The term, free agent, is borrowed from sports. It describes the players who are most talented and for whom other teams bid. As a result, they often command enormous salaries, perks, and influence. Recently, the term has been applied to people like free lance software programmers who are sought after because of their special expertise. In Free Agent Nation, the term is applied more broadly to describe all those who rely on project assignments outside of being directly and permanently employed by someone else. This group includes lots of professional free lancers as well as people who work through temporary agencies with few skills at deadly dull tasks.
The ideal in the 1950s was to work for one employer, to be loyal to that employer and to receive loyalty in return. Steady progress would follow as seniority grew. Keeping the ship afloat came before the individual's needs. This world was described in the classic book, The Organization Man by William H. Whyte, Jr. Since then the world has changed quite a bit, and Daniel H. Pink's Free Agent Nation is the conscious updating of the working ideal to reflect today's growing free lance economy. This ideal emphasizes freedom, work satisfaction, flexibility, accountability, self-defined markers of success, and being authentic in your own eyes. It's the ultimate of wanting to do good and to do well.
Mr. Pink draws on his own experiences, hundreds of interviews with free agents, qualitative surveys, and his review of the literature on this subject to weave together the best integrated story on how independent work is becoming a norm as well as an ideal in the United States. Mr. Pink's strength is that he is a great communicator. He deftly weaves his various sources into a tautly connected story that will make sense to anyone who reads it or has lived it. He connected quite a few dots for me that I have never thought of as being connected before.
The book will be of most value to those who are thinking about leaving traditional employment to become a free agent. Free Agent Nation does a good job of describing what the benefits are once you have made the shift. On the other hand, the book almost totally ignores the difficult transitions that most people go through. If you are looking for advice on how to make the shift, some of what is in here will help, but you would do well to talk to some people who are doing what you would like to do first in order to get their ideas on how to transition.
The book describes who the free agents are, estimates how many of them there are (a lot more than you probably suspect), how this work style emerged, and why people like it. Essentially, the model described here is a return to the agrarian model of a family growing its own food and always being in close touch. The main change is that people use technology to work from their own homes to meet their material needs rather than farming. Mr. Pink also connects this trend to the rise in home schooling, by showing the traditional school and university to be more similar to the factory model than today's society and economy.

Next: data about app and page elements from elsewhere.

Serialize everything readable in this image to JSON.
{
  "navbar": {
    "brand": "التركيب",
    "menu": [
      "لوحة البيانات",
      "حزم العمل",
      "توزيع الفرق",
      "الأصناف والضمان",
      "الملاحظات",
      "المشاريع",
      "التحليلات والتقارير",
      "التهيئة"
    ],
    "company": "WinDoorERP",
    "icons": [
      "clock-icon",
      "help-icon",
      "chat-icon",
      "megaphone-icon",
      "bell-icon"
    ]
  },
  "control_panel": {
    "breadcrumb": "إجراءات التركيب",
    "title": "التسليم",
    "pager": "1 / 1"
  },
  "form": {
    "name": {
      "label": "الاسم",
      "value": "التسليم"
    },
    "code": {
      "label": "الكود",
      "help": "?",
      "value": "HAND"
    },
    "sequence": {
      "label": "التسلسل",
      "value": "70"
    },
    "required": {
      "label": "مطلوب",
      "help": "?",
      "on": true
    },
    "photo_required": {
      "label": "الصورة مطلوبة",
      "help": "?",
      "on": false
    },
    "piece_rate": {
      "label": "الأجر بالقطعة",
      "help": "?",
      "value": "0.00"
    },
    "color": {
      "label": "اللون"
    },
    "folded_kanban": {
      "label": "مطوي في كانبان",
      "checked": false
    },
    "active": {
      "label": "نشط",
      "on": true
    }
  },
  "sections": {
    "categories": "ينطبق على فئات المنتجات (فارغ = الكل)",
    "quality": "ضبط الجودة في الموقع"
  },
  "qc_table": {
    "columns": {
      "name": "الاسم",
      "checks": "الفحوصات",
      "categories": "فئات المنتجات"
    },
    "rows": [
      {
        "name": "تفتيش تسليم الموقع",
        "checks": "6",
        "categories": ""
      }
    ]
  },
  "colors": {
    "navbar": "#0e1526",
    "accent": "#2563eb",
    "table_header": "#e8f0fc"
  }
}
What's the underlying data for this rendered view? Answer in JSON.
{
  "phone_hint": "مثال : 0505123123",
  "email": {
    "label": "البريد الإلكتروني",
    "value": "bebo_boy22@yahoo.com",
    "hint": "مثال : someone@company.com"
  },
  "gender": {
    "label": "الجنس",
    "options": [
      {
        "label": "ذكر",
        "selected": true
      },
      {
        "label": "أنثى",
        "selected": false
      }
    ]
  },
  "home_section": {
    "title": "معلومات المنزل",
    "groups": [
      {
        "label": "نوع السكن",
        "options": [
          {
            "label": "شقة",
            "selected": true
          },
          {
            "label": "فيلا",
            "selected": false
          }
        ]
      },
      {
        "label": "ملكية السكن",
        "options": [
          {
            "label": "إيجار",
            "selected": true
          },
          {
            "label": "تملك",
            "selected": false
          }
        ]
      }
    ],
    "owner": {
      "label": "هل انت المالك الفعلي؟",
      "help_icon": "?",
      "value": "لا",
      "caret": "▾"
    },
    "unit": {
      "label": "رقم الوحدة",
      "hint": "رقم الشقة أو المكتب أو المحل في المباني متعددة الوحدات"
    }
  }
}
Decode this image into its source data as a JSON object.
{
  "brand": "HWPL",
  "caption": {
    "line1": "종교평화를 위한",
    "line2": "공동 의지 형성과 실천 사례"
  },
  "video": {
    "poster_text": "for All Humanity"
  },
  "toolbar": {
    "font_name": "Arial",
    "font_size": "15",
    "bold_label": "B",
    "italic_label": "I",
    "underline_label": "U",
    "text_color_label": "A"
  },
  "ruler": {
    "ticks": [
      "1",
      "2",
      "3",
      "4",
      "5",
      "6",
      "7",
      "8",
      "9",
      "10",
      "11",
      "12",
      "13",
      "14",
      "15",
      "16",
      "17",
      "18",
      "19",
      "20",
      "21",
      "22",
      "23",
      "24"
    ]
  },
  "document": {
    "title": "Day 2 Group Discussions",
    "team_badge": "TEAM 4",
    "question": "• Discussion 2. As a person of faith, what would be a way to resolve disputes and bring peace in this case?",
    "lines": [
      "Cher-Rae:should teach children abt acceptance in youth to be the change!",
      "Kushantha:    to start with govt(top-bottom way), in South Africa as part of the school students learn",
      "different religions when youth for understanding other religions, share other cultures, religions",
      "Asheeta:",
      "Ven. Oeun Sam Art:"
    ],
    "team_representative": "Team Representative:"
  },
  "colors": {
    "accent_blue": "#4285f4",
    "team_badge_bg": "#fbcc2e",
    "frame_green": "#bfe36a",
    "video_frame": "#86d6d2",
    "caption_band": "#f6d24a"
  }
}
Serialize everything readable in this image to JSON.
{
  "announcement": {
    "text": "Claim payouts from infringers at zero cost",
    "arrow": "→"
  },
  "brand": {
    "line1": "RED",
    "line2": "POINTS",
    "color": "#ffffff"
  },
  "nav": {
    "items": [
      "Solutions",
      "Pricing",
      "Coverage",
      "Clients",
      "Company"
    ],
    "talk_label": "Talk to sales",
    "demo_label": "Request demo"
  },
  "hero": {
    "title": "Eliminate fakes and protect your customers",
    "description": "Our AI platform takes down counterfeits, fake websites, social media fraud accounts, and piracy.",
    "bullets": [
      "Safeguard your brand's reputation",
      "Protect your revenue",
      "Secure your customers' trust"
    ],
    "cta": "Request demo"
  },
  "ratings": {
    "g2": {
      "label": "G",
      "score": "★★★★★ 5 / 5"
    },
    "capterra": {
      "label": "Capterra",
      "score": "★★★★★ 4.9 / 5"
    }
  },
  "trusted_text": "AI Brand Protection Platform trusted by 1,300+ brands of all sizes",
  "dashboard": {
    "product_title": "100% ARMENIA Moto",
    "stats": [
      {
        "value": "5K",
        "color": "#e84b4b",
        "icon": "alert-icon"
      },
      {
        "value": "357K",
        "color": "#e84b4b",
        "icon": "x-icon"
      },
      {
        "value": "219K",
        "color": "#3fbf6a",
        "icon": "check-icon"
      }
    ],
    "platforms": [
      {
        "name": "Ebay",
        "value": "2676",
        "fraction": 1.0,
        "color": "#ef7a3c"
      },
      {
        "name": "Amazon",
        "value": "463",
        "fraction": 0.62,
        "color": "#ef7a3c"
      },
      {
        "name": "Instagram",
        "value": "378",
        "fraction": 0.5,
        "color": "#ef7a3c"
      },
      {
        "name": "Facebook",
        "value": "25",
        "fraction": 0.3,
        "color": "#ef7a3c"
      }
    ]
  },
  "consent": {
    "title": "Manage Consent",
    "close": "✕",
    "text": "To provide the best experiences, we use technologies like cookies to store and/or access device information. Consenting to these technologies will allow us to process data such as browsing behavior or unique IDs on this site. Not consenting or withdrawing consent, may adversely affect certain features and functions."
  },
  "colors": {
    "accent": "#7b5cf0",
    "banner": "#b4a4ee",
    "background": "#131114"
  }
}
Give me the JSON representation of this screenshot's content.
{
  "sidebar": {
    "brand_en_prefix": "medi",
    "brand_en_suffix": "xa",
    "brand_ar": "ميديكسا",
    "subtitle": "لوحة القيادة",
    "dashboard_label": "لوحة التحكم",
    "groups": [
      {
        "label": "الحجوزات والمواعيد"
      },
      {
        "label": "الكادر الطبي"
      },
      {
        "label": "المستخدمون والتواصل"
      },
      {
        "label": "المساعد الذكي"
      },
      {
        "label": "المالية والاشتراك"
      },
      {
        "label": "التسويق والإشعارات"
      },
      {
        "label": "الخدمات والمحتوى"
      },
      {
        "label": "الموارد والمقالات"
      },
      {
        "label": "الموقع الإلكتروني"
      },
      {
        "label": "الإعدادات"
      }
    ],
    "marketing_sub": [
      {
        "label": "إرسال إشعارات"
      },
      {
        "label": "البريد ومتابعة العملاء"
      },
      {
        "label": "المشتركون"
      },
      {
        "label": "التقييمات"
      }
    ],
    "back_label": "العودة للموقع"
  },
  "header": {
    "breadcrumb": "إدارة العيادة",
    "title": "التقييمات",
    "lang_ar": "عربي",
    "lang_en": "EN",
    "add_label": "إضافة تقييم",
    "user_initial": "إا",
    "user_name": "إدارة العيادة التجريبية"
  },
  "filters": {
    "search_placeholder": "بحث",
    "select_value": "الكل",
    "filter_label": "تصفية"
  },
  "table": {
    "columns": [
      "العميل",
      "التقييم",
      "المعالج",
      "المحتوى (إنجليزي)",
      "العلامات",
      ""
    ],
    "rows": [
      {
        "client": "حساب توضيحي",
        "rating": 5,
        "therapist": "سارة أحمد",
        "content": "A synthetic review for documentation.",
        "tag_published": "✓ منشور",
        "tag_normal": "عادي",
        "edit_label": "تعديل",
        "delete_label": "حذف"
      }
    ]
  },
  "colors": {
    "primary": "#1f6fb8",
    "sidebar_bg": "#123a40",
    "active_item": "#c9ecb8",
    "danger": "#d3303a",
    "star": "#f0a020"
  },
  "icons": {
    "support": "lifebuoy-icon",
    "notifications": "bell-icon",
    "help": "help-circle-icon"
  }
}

The best part of the book for me was the description of how people are making free agency work and the problems they run into. Basically, loyalty is being reborn into loyalty to a rolodex of contacts and clients rather to an employer. An infrastructure is being built up to support free agents (from Kinko's to agents and coaches). Increasingly, two free agents head a family with children. In these cases, the children (such as Mr. Pink's daughter) don't understand that some people have offices outside the home.
The weakest part of the book is his scenarios of the possible future for free agents. He is closest in his estimation that free agency will probably eliminate retirement to the rocker on the porch. It is less clear to me that high schools and prestigious universities will be eliminated by home education and on-line learning. His speculations about being able to float debt publicly are probably pretty accurate. I'm skeptical that individual IPOs will become frequent for the average free agent. On the other hand, a benefit of extreme scenarios is to stimulate your thinking. Mr. Pink's work is very helpful in that sense, and towards the end of the book he suggests that this was his purpose in proposing the scenarios.
Mr. Pink's optimistic imagination makes this book much more lively than how the same subject would be treated by an academic. For example, the book opens with a scene in which he becomes ill as a result of exhaustion after meeting with vice president Gore. Many people would have treated this incident in a heavy way. Mr. Pink puts a humorous tone on it. He also approaches the Census Bureau for permission to be deputized to do his own census of the free agents, and is politely rebuffed. But this was no mere stunt, for he had actually found precedent for his proposal in the very first census.
Undoubtly, this book will encourage scholars and sociologists to follow up with quantative studies of the "free agent next door." Those will be helpful, but I'm sure they won't be as entertaining and stimulating as this work.
Whether or not you think you want to become a free agent, I suggest that you read this book. If Mr. Pink is correct, you will probably be downsized, rightsized, or consulted into being one anyway. You might as well understand what is coming.
Sculpt your life into a beautiful expression of your values and talents!